Church Councils in the Christian Reformed Church
Dear Brothers and Sisters:
The Ecumenical and Interfaith Relations Committee (EIRC) is facilitating a denomination-wide discussion about the Belhar Confession as requested by Synod 2009 because of the decision by that same synod to recommend “that Synod 2012 consider adopting the Belhar Confession as the fourth ‘standard of faith’ for the Christian Reformed Church.” To date the EIRC has facilitated 61 such discussions in congregations, classes, and regional conferences since the fall of 2009. The EIRC has also encouraged the development of educational resources (study guide and DVD support) to encourage discussion in adult education and youth or small groups in the congregation. These resources are available to you through Faith Alive Christian Resources (800-333-8300 or www.faithaliveresources.org).
While it is the responsibility of the EIRC to represent the position of Synod 2009, the committee has also tried to represent alternate points of view that emerged in the process of that discussion. The committee recognizes that many congregations and some classes have not been active discussion-participants to date and many of our fellow CRC members remain largely unfamiliar with the central issues being addressed in that discussion. The purpose of this communication is to encourage you to provide the leadership needed to engage your members in a conversation regarding the Belhar Confession.
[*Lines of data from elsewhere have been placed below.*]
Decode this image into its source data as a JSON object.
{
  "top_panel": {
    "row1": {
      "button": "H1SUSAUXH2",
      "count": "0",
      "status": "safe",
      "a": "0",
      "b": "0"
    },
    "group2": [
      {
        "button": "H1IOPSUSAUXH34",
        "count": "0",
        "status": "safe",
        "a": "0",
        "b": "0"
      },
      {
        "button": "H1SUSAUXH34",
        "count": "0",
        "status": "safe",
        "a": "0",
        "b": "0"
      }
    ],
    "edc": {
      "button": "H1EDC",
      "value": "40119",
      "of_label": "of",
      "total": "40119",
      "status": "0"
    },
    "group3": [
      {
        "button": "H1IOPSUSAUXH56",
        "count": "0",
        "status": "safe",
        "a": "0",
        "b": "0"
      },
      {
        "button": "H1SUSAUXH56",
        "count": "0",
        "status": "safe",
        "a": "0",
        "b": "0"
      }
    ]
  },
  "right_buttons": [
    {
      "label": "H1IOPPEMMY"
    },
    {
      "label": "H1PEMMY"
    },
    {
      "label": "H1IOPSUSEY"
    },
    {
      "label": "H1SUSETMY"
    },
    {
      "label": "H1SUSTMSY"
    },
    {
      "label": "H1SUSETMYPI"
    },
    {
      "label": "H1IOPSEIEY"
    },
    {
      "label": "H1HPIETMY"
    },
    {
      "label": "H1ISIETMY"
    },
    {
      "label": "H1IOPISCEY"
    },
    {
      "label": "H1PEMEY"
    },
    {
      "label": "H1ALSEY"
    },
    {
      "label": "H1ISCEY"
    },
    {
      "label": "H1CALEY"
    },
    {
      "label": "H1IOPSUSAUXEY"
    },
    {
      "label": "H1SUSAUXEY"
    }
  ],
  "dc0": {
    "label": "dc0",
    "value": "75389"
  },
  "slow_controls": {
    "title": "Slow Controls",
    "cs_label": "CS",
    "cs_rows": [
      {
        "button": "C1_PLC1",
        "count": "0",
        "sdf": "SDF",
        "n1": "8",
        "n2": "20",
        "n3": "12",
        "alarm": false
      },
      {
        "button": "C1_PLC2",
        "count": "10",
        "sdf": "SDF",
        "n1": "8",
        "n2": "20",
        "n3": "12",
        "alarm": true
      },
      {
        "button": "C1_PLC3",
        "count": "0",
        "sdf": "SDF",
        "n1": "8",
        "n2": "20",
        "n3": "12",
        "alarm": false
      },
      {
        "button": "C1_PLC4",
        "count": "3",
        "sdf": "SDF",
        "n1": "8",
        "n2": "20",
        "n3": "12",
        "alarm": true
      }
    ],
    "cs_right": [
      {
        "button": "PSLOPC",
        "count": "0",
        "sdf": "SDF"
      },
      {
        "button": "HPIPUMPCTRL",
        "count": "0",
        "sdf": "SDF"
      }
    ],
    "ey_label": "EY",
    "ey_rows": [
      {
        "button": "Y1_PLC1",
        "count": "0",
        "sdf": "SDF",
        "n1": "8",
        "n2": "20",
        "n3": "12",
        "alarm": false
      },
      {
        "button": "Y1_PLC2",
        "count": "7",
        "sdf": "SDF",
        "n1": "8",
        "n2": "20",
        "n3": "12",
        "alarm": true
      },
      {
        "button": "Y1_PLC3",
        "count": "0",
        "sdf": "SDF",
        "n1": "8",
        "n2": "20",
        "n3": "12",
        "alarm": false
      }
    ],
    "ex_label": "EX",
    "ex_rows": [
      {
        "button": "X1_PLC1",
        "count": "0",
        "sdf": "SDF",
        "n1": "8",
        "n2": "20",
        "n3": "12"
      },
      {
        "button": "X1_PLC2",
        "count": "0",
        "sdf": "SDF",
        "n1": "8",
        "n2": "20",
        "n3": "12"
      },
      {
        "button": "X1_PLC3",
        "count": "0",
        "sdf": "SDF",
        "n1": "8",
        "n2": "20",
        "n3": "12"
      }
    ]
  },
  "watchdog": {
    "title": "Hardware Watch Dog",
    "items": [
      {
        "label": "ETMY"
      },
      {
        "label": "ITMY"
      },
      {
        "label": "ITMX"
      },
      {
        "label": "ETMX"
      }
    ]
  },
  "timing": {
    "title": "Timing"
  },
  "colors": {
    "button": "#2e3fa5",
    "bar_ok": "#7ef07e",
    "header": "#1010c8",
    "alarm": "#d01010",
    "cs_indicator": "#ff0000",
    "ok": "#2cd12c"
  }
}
There is near-unanimous agreement among the participants in the discussion (both pro and con) that the CRC should positively respond to the Belhar Confession in some way. The main point at issue is whether such a response should take the form of adopting it as a fourth “standard of faith” or whether some other form of affirmation can be designed. Synod 2009, having been informed of the options that were considered, decided to recommend adoption rather than another form of affirmation (e.g., similar to the Contemporary Testimony). How one responds to such options depends, at least in part, on how one understands the subject matter of the Belhar Confession and its historical development. That is why participation in the discussion is so important. Because it is important, the EIRC encourages you to inform the membership of the congregation you serve about this discussion and the resources available to them.
The discussion revealed that there are various views—a summary of which follows:
Adopting the Belhar Confession as a Confession (Opposed)
- The core gospel of repentance, forgiveness, and faith (John 3:16) is not clearly stated in the section dealing with reconciliation.
- Why add a fourth confession when the three we have are not used much anymore?
- This confession is ambiguous in some of its language and, some would add, in its theology.
- It is sufficient to endorse the Belhar Confession as a valuable contribution to Reformed thought and give it a standing in the CRC similar to the Contemporary Testimony.
- The Belhar Confession is too South African to serve as a confession for the global church.
- The section on justice is also judged by some to be too ambiguous.
There are others who believe that adopting the Belhar Confession is important for the following reasons.
Adopting the Belhar Confession as a Confession (in Favor)
- This confession directly addresses a gap in the historic creeds. It must be acknowledged that much of the injustice in the world, including injustices perpetuated by members of the Reformed family, developed after the three historic creeds had already been adopted.
- The northern part of the Reformed family of churches that first adopted the three historic confessions must now listen to the voice of the southern Reformed family as it calls the global church to action. The CRC must confessionally learn to walk in the shoes of those who have been oppressed.
- Synods of the CRC since 1990 have repeatedly expressed their concurrence that the teaching contained in the Belhar Confession reflects Scripture and is consistent with the Reformed confessions.
- The Reformed ecumenical organizations of which the CRC has been and is a part have recommended the Belhar Confession’s adoption.
- A significant number of ethnic-minority members of the CRC believe that the adoption of the Belhar Confession is an important step in the denomination’s commitment to racial reconciliation and upholding the biblical principles of justice.
The discussion concerning the Belhar Confession will now continue in response to the report to Synod 2012 [PDF] (recently sent to all congregations for study and consideration). The EIRC commends this matter to you for your thoughtful and prayerful consideration.
For the Ecumenical and Interfaith Relations Committee
Cordially in Christ,
Rev. William Koopmans, Chair